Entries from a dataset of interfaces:
● ● ● ● ● ● ●

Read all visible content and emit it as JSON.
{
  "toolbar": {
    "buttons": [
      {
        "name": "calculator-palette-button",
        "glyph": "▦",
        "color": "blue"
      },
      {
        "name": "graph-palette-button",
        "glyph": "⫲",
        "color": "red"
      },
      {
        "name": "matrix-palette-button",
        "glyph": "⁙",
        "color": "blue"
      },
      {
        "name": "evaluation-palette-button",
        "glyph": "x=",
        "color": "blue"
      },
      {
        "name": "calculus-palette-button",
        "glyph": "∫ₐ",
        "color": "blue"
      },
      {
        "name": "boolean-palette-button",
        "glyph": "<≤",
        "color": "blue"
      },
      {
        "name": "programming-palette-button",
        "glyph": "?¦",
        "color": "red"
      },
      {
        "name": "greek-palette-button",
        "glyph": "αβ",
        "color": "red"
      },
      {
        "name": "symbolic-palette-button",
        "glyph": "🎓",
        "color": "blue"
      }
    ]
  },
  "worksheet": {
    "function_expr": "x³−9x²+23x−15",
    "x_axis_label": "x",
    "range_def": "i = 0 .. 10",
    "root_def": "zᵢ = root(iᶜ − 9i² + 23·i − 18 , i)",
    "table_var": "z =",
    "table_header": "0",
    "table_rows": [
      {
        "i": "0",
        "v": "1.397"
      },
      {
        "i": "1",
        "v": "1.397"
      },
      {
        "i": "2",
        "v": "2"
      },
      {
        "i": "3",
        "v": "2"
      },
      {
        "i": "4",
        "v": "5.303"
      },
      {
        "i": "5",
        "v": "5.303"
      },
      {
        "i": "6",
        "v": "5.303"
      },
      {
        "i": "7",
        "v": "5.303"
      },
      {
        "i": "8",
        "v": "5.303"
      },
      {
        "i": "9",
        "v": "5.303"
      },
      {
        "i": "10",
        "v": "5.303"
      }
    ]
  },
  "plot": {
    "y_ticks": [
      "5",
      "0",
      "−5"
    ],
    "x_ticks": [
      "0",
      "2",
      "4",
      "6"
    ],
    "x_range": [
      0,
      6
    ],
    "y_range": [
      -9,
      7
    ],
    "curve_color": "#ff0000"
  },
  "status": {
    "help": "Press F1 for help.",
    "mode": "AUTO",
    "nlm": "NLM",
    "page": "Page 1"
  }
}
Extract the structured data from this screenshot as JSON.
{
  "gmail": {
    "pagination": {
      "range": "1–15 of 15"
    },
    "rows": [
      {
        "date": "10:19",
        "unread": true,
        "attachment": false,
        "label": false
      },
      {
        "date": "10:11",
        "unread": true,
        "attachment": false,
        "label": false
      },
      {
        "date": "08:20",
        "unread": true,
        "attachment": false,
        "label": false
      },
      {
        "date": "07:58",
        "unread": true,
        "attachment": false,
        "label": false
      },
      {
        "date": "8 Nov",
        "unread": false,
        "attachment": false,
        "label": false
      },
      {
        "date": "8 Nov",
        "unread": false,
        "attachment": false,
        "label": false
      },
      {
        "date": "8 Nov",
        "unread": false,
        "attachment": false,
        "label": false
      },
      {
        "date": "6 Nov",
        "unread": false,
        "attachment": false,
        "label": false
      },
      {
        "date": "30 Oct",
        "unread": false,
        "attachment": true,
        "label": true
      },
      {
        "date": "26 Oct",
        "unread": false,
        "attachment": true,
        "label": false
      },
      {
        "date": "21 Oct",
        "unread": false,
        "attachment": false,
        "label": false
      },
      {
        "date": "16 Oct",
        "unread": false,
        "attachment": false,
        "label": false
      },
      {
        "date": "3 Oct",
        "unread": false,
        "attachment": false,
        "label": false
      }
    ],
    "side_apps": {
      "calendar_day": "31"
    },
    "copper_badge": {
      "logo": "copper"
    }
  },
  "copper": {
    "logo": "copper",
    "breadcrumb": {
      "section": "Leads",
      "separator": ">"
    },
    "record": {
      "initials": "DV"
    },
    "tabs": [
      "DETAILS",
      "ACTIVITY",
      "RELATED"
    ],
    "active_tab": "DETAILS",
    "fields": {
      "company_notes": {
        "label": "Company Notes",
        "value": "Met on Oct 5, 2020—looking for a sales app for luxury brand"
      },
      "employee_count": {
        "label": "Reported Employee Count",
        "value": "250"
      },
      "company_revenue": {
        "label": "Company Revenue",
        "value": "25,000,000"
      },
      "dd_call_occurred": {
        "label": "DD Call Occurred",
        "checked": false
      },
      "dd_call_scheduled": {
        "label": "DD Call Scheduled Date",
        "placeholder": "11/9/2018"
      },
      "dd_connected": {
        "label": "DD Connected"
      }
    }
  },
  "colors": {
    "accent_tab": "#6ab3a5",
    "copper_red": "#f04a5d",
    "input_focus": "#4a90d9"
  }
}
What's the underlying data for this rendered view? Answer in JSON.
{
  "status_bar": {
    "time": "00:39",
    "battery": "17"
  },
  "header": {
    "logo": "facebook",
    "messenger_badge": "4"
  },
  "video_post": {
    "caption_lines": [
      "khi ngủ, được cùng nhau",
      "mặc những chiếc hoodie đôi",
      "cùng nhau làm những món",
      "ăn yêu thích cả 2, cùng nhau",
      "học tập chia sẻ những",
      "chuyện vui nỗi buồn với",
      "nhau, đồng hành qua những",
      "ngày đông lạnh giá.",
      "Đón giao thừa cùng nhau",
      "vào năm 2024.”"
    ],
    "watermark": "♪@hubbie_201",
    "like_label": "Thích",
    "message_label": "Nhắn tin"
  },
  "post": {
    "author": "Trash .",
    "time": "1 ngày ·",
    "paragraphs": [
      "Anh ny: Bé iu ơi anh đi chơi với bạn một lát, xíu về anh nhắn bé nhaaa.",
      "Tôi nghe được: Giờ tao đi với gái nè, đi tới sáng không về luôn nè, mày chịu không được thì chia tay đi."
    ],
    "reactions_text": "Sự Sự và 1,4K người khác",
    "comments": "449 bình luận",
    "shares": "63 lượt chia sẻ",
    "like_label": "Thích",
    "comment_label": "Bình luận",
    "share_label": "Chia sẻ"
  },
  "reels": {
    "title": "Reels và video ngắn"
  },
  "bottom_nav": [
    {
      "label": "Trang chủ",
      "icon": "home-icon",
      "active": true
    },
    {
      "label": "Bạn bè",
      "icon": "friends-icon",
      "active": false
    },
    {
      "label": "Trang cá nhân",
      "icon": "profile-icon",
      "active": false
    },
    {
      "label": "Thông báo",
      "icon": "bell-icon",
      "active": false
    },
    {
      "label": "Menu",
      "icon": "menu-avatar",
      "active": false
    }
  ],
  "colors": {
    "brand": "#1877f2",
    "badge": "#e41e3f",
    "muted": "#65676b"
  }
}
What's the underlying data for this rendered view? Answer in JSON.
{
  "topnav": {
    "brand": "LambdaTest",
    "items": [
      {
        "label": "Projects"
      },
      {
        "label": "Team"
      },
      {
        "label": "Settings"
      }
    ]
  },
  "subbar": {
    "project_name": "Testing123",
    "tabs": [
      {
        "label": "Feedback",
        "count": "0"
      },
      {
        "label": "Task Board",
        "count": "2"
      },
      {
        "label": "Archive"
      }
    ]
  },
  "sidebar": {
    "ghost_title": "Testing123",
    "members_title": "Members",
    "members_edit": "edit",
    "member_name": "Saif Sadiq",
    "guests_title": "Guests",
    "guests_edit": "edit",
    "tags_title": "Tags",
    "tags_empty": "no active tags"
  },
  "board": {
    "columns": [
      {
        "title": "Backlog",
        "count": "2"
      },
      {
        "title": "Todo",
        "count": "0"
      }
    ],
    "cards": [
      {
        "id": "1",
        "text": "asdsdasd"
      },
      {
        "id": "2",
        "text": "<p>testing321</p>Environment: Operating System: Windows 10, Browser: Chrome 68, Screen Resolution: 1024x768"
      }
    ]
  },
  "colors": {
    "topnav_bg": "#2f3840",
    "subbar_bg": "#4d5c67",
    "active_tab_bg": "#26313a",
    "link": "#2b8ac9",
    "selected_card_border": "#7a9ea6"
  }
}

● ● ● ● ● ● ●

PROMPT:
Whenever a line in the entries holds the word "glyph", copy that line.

RESPONSE:
        "glyph": "▦",
        "glyph": "⫲",
        "glyph": "⁙",
        "glyph": "x=",
        "glyph": "∫ₐ",
        "glyph": "<≤",
        "glyph": "?¦",
        "glyph": "αβ",
        "glyph": "🎓",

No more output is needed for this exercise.